Nobody ever told me this, it’s something I worked out for myself, but there are two kinds of outsourcing:
1) We have no idea how to do this so we need outside help.
2) We know how to do this, and we could, but we don’t have the time right now.
If you run a capable engineering department in an oil company, you find yourself doing a lot of the latter. Back in Nigeria I ran a team of about a dozen engineers, who had the capability to do pretty much any design we’d need. But we didn’t have the capacity, so we’d outsource – what my lead piping engineer would call “hiring pencils”. Ordinarily I’d say my experience outsourcing engineering work in Nigeria was worthy of a post all by itself, but in all honesty I could turn it into a whole book. Or a broadway musical. But I digress.
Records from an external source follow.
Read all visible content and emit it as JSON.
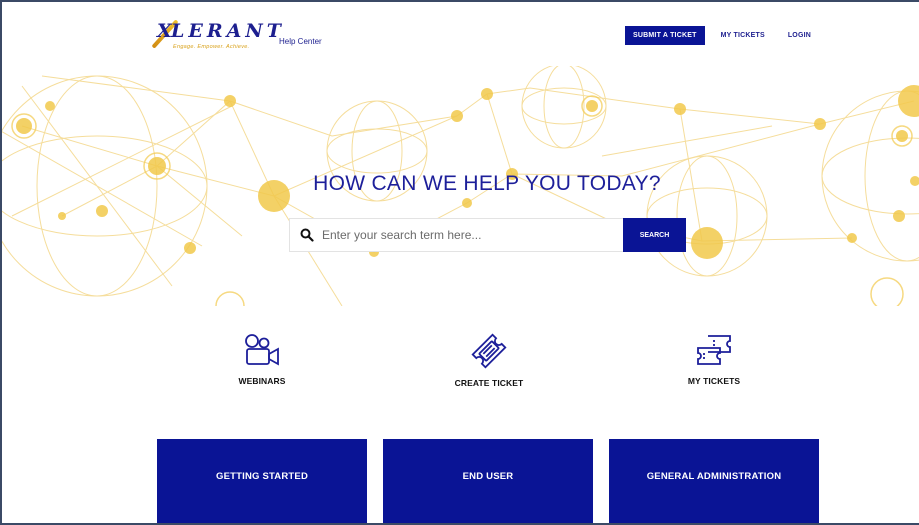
{
  "header": {
    "logo_text": "LERANT",
    "logo_x": "X",
    "logo_tagline": "Engage. Empower. Achieve.",
    "help_center": "Help Center",
    "nav": {
      "submit_ticket": "SUBMIT A TICKET",
      "my_tickets": "MY TICKETS",
      "login": "LOGIN"
    }
  },
  "hero": {
    "title": "HOW CAN WE HELP YOU TODAY?",
    "search_placeholder": "Enter your search term here...",
    "search_button": "SEARCH"
  },
  "quick_links": [
    {
      "label": "WEBINARS",
      "icon": "video-camera-icon"
    },
    {
      "label": "CREATE TICKET",
      "icon": "ticket-icon"
    },
    {
      "label": "MY TICKETS",
      "icon": "tickets-icon"
    }
  ],
  "categories": [
    {
      "label": "GETTING STARTED"
    },
    {
      "label": "END USER"
    },
    {
      "label": "GENERAL ADMINISTRATION"
    }
  ],
  "colors": {
    "primary": "#0a1495",
    "accent": "#f2c94c",
    "logo_gold": "#d9a21b"
  }
}
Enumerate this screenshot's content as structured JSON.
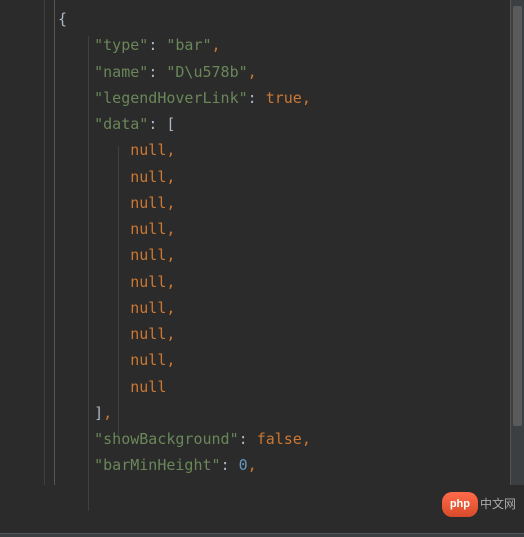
{
  "code": {
    "open_brace": "{",
    "kv_type": {
      "key": "\"type\"",
      "colon": ": ",
      "value": "\"bar\"",
      "comma": ","
    },
    "kv_name": {
      "key": "\"name\"",
      "colon": ": ",
      "value": "\"D\\u578b\"",
      "comma": ","
    },
    "kv_legendHoverLink": {
      "key": "\"legendHoverLink\"",
      "colon": ": ",
      "value": "true",
      "comma": ","
    },
    "kv_data": {
      "key": "\"data\"",
      "colon": ": ",
      "open": "["
    },
    "nulls": [
      "null,",
      "null,",
      "null,",
      "null,",
      "null,",
      "null,",
      "null,",
      "null,",
      "null,",
      "null"
    ],
    "data_close": {
      "close": "]",
      "comma": ","
    },
    "kv_showBackground": {
      "key": "\"showBackground\"",
      "colon": ": ",
      "value": "false",
      "comma": ","
    },
    "kv_barMinHeight": {
      "key": "\"barMinHeight\"",
      "colon": ": ",
      "value": "0",
      "comma": ","
    }
  },
  "watermark": {
    "pill": "php",
    "text": "中文网"
  }
}
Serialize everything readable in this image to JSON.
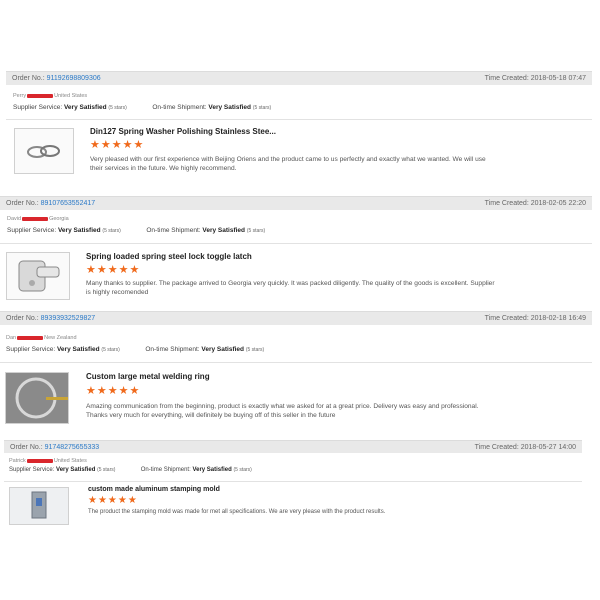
{
  "orders": [
    {
      "order_label": "Order No.:",
      "order_no": "91192698809306",
      "time_label": "Time Created:",
      "time": "2018-05-18 07:47",
      "buyer_name": "Perry",
      "buyer_country": "United States",
      "supplier_label": "Supplier Service:",
      "supplier_value": "Very Satisfied",
      "supplier_stars": "(5 stars)",
      "shipment_label": "On-time Shipment:",
      "shipment_value": "Very Satisfied",
      "shipment_stars": "(5 stars)",
      "product_title": "Din127 Spring Washer Polishing Stainless Stee...",
      "stars": "★★★★★",
      "rating": 5,
      "review": "Very pleased with our first experience with Beijing Oriens and the product came to us perfectly and exactly what we wanted. We will use their services in the future. We highly recommend."
    },
    {
      "order_label": "Order No.:",
      "order_no": "89107653552417",
      "time_label": "Time Created:",
      "time": "2018-02-05 22:20",
      "buyer_name": "David",
      "buyer_country": "Georgia",
      "supplier_label": "Supplier Service:",
      "supplier_value": "Very Satisfied",
      "supplier_stars": "(5 stars)",
      "shipment_label": "On-time Shipment:",
      "shipment_value": "Very Satisfied",
      "shipment_stars": "(5 stars)",
      "product_title": "Spring loaded spring steel lock toggle latch",
      "stars": "★★★★★",
      "rating": 5,
      "review": "Many thanks to supplier. The package arrived to Georgia very quickly. It was packed diligently. The quality of the goods is excellent. Supplier is highly recomended"
    },
    {
      "order_label": "Order No.:",
      "order_no": "89393932529827",
      "time_label": "Time Created:",
      "time": "2018-02-18 16:49",
      "buyer_name": "Dan",
      "buyer_country": "New Zealand",
      "supplier_label": "Supplier Service:",
      "supplier_value": "Very Satisfied",
      "supplier_stars": "(5 stars)",
      "shipment_label": "On-time Shipment:",
      "shipment_value": "Very Satisfied",
      "shipment_stars": "(5 stars)",
      "product_title": "Custom large metal welding ring",
      "stars": "★★★★★",
      "rating": 5,
      "review": "Amazing communication from the beginning, product is exactly what we asked for at a great price. Delivery was easy and professional. Thanks very much for everything, will definitely be buying off of this seller in the future"
    },
    {
      "order_label": "Order No.:",
      "order_no": "91748275655333",
      "time_label": "Time Created:",
      "time": "2018-05-27 14:00",
      "buyer_name": "Patrick",
      "buyer_country": "United States",
      "supplier_label": "Supplier Service:",
      "supplier_value": "Very Satisfied",
      "supplier_stars": "(5 stars)",
      "shipment_label": "On-time Shipment:",
      "shipment_value": "Very Satisfied",
      "shipment_stars": "(5 stars)",
      "product_title": "custom made aluminum stamping mold",
      "stars": "★★★★★",
      "rating": 5,
      "review": "The product the stamping mold was made for met all specifications. We are very please with the product results."
    }
  ],
  "colors": {
    "link": "#2a79c7",
    "star": "#f06a1c",
    "redaction": "#d9262c",
    "bar": "#e9e9e9"
  }
}
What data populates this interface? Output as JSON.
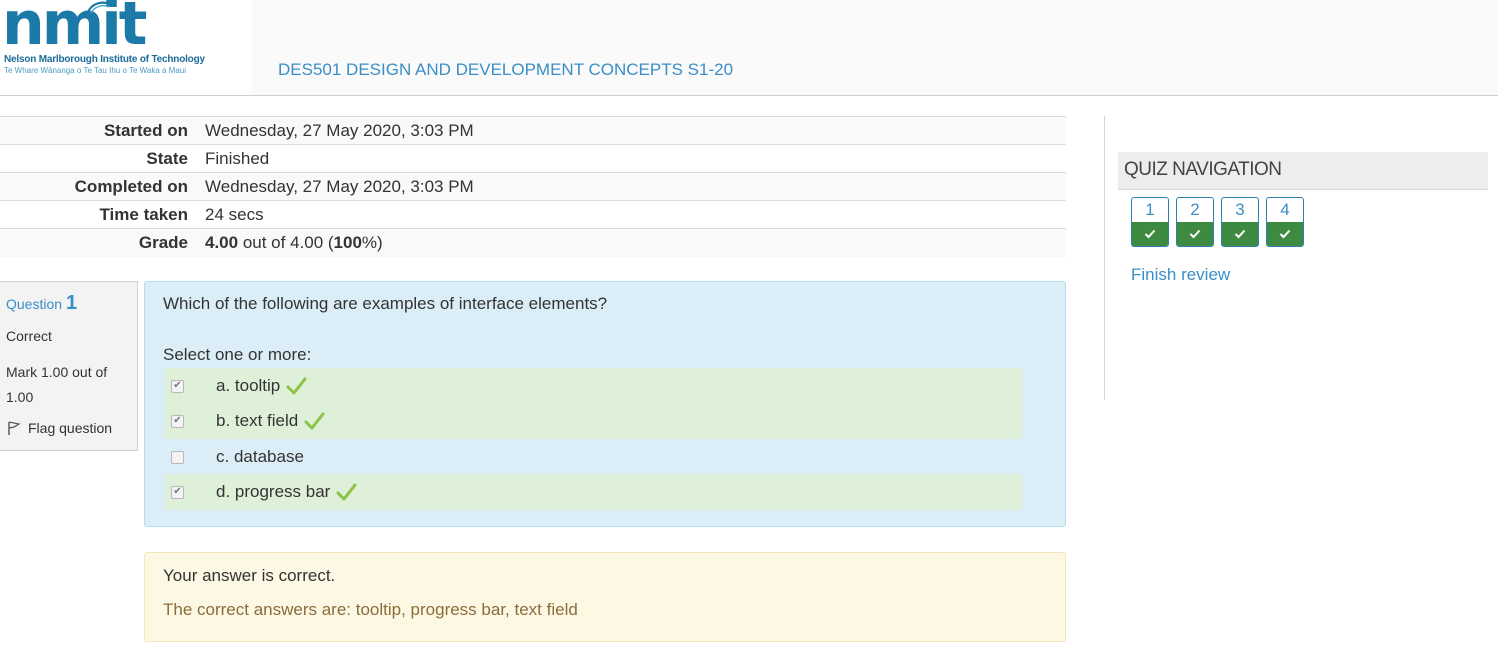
{
  "header": {
    "logo_mark": "nmit",
    "logo_line1": "Nelson Marlborough Institute of Technology",
    "logo_line2": "Te Whare Wānanga o Te Tau Ihu o Te Waka a Maui",
    "course_title": "DES501 DESIGN AND DEVELOPMENT CONCEPTS S1-20",
    "brand_color": "#1b7aa7"
  },
  "summary": {
    "rows": [
      {
        "label": "Started on",
        "value": "Wednesday, 27 May 2020, 3:03 PM"
      },
      {
        "label": "State",
        "value": "Finished"
      },
      {
        "label": "Completed on",
        "value": "Wednesday, 27 May 2020, 3:03 PM"
      },
      {
        "label": "Time taken",
        "value": "24 secs"
      }
    ],
    "grade": {
      "label": "Grade",
      "score": "4.00",
      "out_of_text": " out of 4.00 (",
      "percent": "100",
      "suffix": "%)"
    }
  },
  "question": {
    "info": {
      "label": "Question ",
      "number": "1",
      "state": "Correct",
      "mark": "Mark 1.00 out of 1.00",
      "flag_label": "Flag question",
      "flag_icon": "flag-icon"
    },
    "text": "Which of the following are examples of interface elements?",
    "prompt": "Select one or more:",
    "answers": [
      {
        "label": "a. tooltip",
        "checked": true,
        "correct": true
      },
      {
        "label": "b. text field",
        "checked": true,
        "correct": true
      },
      {
        "label": "c. database",
        "checked": false,
        "correct": false
      },
      {
        "label": "d. progress bar",
        "checked": true,
        "correct": true
      }
    ],
    "correct_tick_color": "#8bc34a"
  },
  "feedback": {
    "general": "Your answer is correct.",
    "right_answer": "The correct answers are: tooltip, progress bar, text field"
  },
  "quiz_nav": {
    "title": "QUIZ NAVIGATION",
    "buttons": [
      {
        "number": "1",
        "state": "correct"
      },
      {
        "number": "2",
        "state": "correct"
      },
      {
        "number": "3",
        "state": "correct"
      },
      {
        "number": "4",
        "state": "correct"
      }
    ],
    "finish_review": "Finish review",
    "correct_color": "#3e8a40"
  }
}
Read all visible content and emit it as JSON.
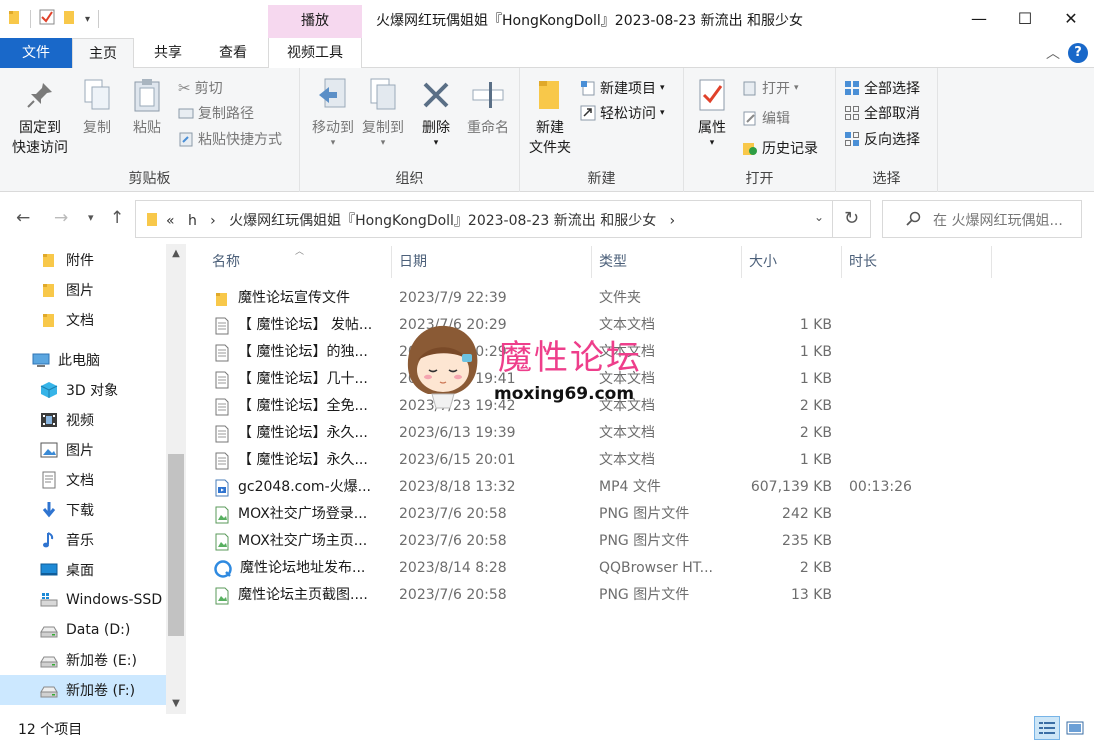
{
  "window": {
    "title": "火爆网红玩偶姐姐『HongKongDoll』2023-08-23 新流出 和服少女",
    "context_tab_group": "播放",
    "minimize_label": "—",
    "maximize_label": "☐",
    "close_label": "✕"
  },
  "ribbon_tabs": {
    "file": "文件",
    "home": "主页",
    "share": "共享",
    "view": "查看",
    "video_tools": "视频工具",
    "collapse": "︿",
    "help": "?"
  },
  "ribbon": {
    "clipboard": {
      "label": "剪贴板",
      "pin": "固定到\n快速访问",
      "copy": "复制",
      "paste": "粘贴",
      "cut": "剪切",
      "copy_path": "复制路径",
      "paste_shortcut": "粘贴快捷方式"
    },
    "organize": {
      "label": "组织",
      "move_to": "移动到",
      "copy_to": "复制到",
      "delete": "删除",
      "rename": "重命名"
    },
    "new": {
      "label": "新建",
      "new_folder": "新建\n文件夹",
      "new_item": "新建项目",
      "easy_access": "轻松访问"
    },
    "open": {
      "label": "打开",
      "properties": "属性",
      "open": "打开",
      "edit": "编辑",
      "history": "历史记录"
    },
    "select": {
      "label": "选择",
      "select_all": "全部选择",
      "select_none": "全部取消",
      "invert": "反向选择"
    }
  },
  "address": {
    "breadcrumb_prefix": "«",
    "crumb_h": "h",
    "crumb_sep": "›",
    "current": "火爆网红玩偶姐姐『HongKongDoll』2023-08-23 新流出 和服少女",
    "search_placeholder": "在 火爆网红玩偶姐..."
  },
  "nav_pane": {
    "items": [
      {
        "label": "附件",
        "icon": "folder-icon"
      },
      {
        "label": "图片",
        "icon": "folder-icon"
      },
      {
        "label": "文档",
        "icon": "folder-icon"
      },
      {
        "label": "此电脑",
        "icon": "computer-icon"
      },
      {
        "label": "3D 对象",
        "icon": "3d-objects-icon"
      },
      {
        "label": "视频",
        "icon": "video-folder-icon"
      },
      {
        "label": "图片",
        "icon": "pictures-folder-icon"
      },
      {
        "label": "文档",
        "icon": "documents-folder-icon"
      },
      {
        "label": "下载",
        "icon": "downloads-icon"
      },
      {
        "label": "音乐",
        "icon": "music-icon"
      },
      {
        "label": "桌面",
        "icon": "desktop-icon"
      },
      {
        "label": "Windows-SSD",
        "icon": "windows-drive-icon"
      },
      {
        "label": "Data (D:)",
        "icon": "drive-icon"
      },
      {
        "label": "新加卷 (E:)",
        "icon": "drive-icon"
      },
      {
        "label": "新加卷 (F:)",
        "icon": "drive-icon"
      }
    ]
  },
  "columns": {
    "name": "名称",
    "date": "日期",
    "type": "类型",
    "size": "大小",
    "duration": "时长"
  },
  "files": [
    {
      "name": "魔性论坛宣传文件",
      "date": "2023/7/9 22:39",
      "type": "文件夹",
      "size": "",
      "duration": "",
      "icon": "folder-icon"
    },
    {
      "name": "【 魔性论坛】 发帖...",
      "date": "2023/7/6 20:29",
      "type": "文本文档",
      "size": "1 KB",
      "duration": "",
      "icon": "text-file-icon"
    },
    {
      "name": "【 魔性论坛】的独...",
      "date": "2023/7/6 20:29",
      "type": "文本文档",
      "size": "1 KB",
      "duration": "",
      "icon": "text-file-icon"
    },
    {
      "name": "【 魔性论坛】几十...",
      "date": "2023/7/23 19:41",
      "type": "文本文档",
      "size": "1 KB",
      "duration": "",
      "icon": "text-file-icon"
    },
    {
      "name": "【 魔性论坛】全免...",
      "date": "2023/7/23 19:42",
      "type": "文本文档",
      "size": "2 KB",
      "duration": "",
      "icon": "text-file-icon"
    },
    {
      "name": "【 魔性论坛】永久...",
      "date": "2023/6/13 19:39",
      "type": "文本文档",
      "size": "2 KB",
      "duration": "",
      "icon": "text-file-icon"
    },
    {
      "name": "【 魔性论坛】永久...",
      "date": "2023/6/15 20:01",
      "type": "文本文档",
      "size": "1 KB",
      "duration": "",
      "icon": "text-file-icon"
    },
    {
      "name": "gc2048.com-火爆...",
      "date": "2023/8/18 13:32",
      "type": "MP4 文件",
      "size": "607,139 KB",
      "duration": "00:13:26",
      "icon": "video-file-icon"
    },
    {
      "name": "MOX社交广场登录...",
      "date": "2023/7/6 20:58",
      "type": "PNG 图片文件",
      "size": "242 KB",
      "duration": "",
      "icon": "image-file-icon"
    },
    {
      "name": "MOX社交广场主页...",
      "date": "2023/7/6 20:58",
      "type": "PNG 图片文件",
      "size": "235 KB",
      "duration": "",
      "icon": "image-file-icon"
    },
    {
      "name": "魔性论坛地址发布...",
      "date": "2023/8/14 8:28",
      "type": "QQBrowser HT...",
      "size": "2 KB",
      "duration": "",
      "icon": "browser-file-icon"
    },
    {
      "name": "魔性论坛主页截图....",
      "date": "2023/7/6 20:58",
      "type": "PNG 图片文件",
      "size": "13 KB",
      "duration": "",
      "icon": "image-file-icon"
    }
  ],
  "watermark": {
    "title": "魔性论坛",
    "url": "moxing69.com"
  },
  "status": {
    "item_count": "12 个项目"
  }
}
I deliberately chose to keep my engineering team small and avoid the empire building so beloved of many modern managers, mainly because I could see the work came in fits and starts and I didn’t want to hire someone only to have to lay them off a couple of months later. In a country like Nigeria that is grossly irresponsible, but it happened a lot. So I ensured we had a core competency and then outsourced the leg work to someone else. This ought to be uncontroversial, because you’re not losing expertise, nor relying too heavily on outsiders to execute your core business (although oil companies do this more than they should). But it’s surprising how often even senior managers don’t quite understand when to outsource and when to keep something in house.
In my first proper engineering job I remember a bundle of documents had to be taken to a client about half an hour away by car. The project manager got a quote from a taxi firm for about a hundred quid, but the director stepped in and said this was extortionate and instead ordered one of the engineers to drive there and back in his car. It didn’t seem to occur to the dolt in charge that having an engineer drive documents about isn’t the best use of his time, for which he was paying heavily. It’s not like everyone was under-utilised at the time, either.
The most memorable example was again when I was working in an oil company, and we we’d just awarded a giant EPC contract to a major international engineering company. The contract document was like War and Peace, hundreds of pages of technical stuff and legalese. Someone in charge decided quite reasonably that he wanted a copy in his office, and ordered the department secretary to print it out. Then someone else wanted a copy, and asked her the same thing. Pretty soon the entire floor’s printers were either smoking with heat, out of toner, or the buffer so clogged up nobody else could print for days. The poor secretary had to send different parts to different printers and run around between them trying to make sure she had the right parts in the right order: the entire contract was 38 separate files, with the commercial part removed for confidentiality reasons. Everyone in the department was complaining they couldn’t print, and people’s print jobs would get swallowed up somewhere in one of the contract sections. It wouldn’t surprise me if in some future court case a lawyer opens what he thinks is the clause on Marine Warranties and finds a valve datasheet where pages 3-5 ought to be. Or a presentation telling everyone to use less paper.
Now oil companies are not known to be hotbeds of common sense, so they could perhaps be forgiven. Also, outsourcing anything – even something simple like printing – was probably not straighforward where we were at the time. What surprised me more was when I turned up to the offices of the engineering contractor in a western city and found their secretary had received identical instructions from her management, with the same side effects. Now I needed a copy of the contract myself, and on the way into the engineering offices I’d spotted a print shop on the ground floor. I put the files on a memory stick, numbered them so they were in the right order, and went downstairs. An Asian chap greeted me at the counter, and behind him was a printer the size of a car. I gave him the memory stick, nodded, and asked me how many copies. Two, I said. Then he asked if I wanted it bound, because he could do that. Sure, I said. He told me to come back the next morning, which I did. Waiting for me were two perfectly printed and bound copies of the contract. He charged me around $75 for them both, which I slapped on expenses.
I put these on the shelf in my office. One was marked to stay in my office, the other could float around a bit. When my manager flew in to visit me, he immediately spotted it. “Where did you get this?” he asked. I told him I got it printed out downstairs. He asked if I could get him a copy, so I nipped down to the print shop and ordered another. Then a week or so later his boss came out, and I got a copy for him too. Soon word got around in the project headquarters that Tim knew how to get proper copies of the contract printed out, and whenever I got visitors they came with orders to bring back one or two with them.
Occasionally, whenever I wonder exactly what it is I’m paid for, I’m reminded of this episode.